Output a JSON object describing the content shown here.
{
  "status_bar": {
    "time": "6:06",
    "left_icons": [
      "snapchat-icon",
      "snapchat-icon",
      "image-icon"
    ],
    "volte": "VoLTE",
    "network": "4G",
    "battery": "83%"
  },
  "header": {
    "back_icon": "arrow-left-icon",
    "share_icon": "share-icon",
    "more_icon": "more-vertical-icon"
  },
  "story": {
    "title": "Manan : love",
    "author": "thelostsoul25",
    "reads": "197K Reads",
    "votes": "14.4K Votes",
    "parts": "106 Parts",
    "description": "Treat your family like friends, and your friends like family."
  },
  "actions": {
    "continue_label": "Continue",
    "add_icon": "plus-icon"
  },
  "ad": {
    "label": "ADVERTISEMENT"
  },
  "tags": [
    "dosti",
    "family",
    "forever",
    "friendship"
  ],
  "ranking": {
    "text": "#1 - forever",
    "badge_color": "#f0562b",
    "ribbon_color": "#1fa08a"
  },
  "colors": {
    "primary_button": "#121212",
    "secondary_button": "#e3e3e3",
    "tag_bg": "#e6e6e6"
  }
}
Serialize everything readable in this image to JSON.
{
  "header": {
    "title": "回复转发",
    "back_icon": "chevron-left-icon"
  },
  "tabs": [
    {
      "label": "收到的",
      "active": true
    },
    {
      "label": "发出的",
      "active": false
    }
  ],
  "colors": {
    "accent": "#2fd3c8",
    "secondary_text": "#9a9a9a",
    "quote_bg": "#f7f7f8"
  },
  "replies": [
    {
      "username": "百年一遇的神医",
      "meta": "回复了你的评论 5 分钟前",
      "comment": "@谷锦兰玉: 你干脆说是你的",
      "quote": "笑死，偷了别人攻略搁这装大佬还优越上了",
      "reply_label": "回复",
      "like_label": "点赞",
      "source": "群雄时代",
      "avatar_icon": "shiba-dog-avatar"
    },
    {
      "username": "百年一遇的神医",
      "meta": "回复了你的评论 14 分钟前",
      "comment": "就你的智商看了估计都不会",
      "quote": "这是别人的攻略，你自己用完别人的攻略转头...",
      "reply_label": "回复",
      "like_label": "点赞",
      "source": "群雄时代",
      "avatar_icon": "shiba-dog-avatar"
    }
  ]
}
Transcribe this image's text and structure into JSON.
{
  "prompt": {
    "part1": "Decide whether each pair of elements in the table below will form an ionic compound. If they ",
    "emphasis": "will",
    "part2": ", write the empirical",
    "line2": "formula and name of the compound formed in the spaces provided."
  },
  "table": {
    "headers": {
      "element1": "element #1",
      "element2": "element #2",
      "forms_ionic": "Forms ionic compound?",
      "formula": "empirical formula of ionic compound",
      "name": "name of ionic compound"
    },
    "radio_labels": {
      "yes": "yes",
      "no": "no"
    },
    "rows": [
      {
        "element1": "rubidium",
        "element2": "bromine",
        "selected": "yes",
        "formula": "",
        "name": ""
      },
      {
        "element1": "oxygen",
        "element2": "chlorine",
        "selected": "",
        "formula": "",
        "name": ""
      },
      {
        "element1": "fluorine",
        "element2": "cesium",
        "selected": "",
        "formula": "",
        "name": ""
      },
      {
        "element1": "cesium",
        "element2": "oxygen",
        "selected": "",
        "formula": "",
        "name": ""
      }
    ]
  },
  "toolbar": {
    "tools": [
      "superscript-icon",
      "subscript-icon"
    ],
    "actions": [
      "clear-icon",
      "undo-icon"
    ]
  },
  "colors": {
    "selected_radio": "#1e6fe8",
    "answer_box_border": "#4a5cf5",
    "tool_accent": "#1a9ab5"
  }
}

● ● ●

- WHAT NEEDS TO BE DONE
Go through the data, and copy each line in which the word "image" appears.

- ANSWER AREA
      "image-icon"
Serialize everything readable in this image to JSON.
Transcribe this image's text and structure into JSON.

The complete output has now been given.